1.1 Batch Processing Systems
Batch processing systems were one of the earliest forms of operating systems. They allowed users to submit jobs in batches, which were then processed sequentially. While this improved efficiency compared to manual processing, it still required human intervention between each job.
1.2 Time-Sharing Systems
Time-sharing systems revolutionized the way multiple users interacted with a computer. Instead of running one job at a time, time-sharing systems allowed multiple users to access the computer simultaneously. Each user was allocated a small slice of time to perform their tasks, creating the illusion of real-time computing.
2. The Rise of Personal Computers: The GUI Revolution
In the 1980s, personal computers started gaining popularity, and with them came a new wave of operating systems that were more user-friendly and visually appealing. This era marked the rise of the graphical user interface (GUI), which revolutionized the way people interacted with computers.
2.1 MS-DOS: The Birth of the Command Line
Microsoft Disk Operating System (MS-DOS) was one of the first operating systems for IBM-compatible personal computers. It relied on a command-line interface, where users had to type commands to execute tasks. While it was not as user-friendly as modern operating systems, it paved the way for future developments.
2.2 Windows: Bringing GUI to the Masses
With the release of Windows 3.0 in 1990, Microsoft brought the GUI to the masses. Windows introduced a graphical interface that allowed users to interact with the system using a mouse and icons. This made computers more accessible to non-technical users and paved the way for the modern operating systems we use today.
3. The Mobile Revolution: From Palm Pilots to Smartphones
The turn of the 21st century saw the rise of mobile devices, transforming the way we communicate and access information. Operating systems had to adapt to this new era, providing a seamless and intuitive experience on smaller screens.
3.1 Palm OS: The Pioneering Mobile OS
Palm OS was one of the first operating systems designed specifically for handheld devices, such as the iconic Palm Pilot. It featured a stylus-based interface and a simplified version of the GUI, making it easy to navigate on small screens. Palm OS set the stage for future mobile operating systems.
3.2 iOS and Android: The Battle for Mobile Supremacy
The release of the iPhone in 2007 marked a new era in mobile computing. Apple’s iOS introduced a touch-based interface and an App Store, revolutionizing the way we use smartphones. Android, developed by Google, quickly emerged as a competitor, offering a more open platform and customization options. The battle for mobile supremacy between iOS and Android continues to this day.

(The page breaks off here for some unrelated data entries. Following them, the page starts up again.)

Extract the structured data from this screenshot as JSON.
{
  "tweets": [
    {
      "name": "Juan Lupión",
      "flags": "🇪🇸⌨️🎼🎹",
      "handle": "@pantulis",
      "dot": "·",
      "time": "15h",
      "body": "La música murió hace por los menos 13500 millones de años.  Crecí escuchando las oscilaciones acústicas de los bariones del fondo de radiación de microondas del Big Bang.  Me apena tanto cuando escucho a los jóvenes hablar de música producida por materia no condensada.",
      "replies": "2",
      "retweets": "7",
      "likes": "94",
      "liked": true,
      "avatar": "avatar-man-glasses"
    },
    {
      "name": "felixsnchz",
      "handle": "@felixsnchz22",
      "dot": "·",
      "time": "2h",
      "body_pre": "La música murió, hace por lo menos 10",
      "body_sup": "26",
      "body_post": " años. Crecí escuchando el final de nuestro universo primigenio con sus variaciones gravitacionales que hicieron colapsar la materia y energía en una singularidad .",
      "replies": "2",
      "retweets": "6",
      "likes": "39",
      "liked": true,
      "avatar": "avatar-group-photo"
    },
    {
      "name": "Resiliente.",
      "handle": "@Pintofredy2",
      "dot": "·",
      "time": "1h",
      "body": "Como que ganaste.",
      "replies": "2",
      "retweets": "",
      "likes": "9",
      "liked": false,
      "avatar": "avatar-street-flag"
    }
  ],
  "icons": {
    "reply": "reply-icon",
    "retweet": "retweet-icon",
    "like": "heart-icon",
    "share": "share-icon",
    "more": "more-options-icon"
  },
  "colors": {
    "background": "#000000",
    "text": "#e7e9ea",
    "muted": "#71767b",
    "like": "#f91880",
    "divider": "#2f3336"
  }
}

4. The Future: AI-Powered Operating Systems
As technology continues to advance at a rapid pace, the future of operating systems holds exciting possibilities. Artificial intelligence (AI) is expected to play a significant role in the next generation of operating systems, enabling devices to learn and adapt to users’ preferences.
4.1 Virtual Assistants: Your Personal Operating System
Virtual assistants, such as Apple’s Siri and Amazon’s Alexa, are already changing the way we interact with our devices. These AI-powered personal assistants can perform tasks, answer questions, and even control smart home devices. In the future, they may become the central hub of our digital lives, acting as our personal operating systems.
4.2 Seamless Integration: The Internet of Things
The Internet of Things (IoT) is a network of interconnected devices that communicate and share data. In the future, operating systems will need to seamlessly integrate with IoT devices, allowing us to control and monitor our homes, cars, and even our health with ease.
Operating systems have come a long way since the early days of mainframes. From batch processing systems to mobile operating systems, they have evolved to meet the changing needs of users and advancements in technology. As we look to the future, AI-powered operating systems and seamless integration with IoT devices hold the promise of even more exciting possibilities.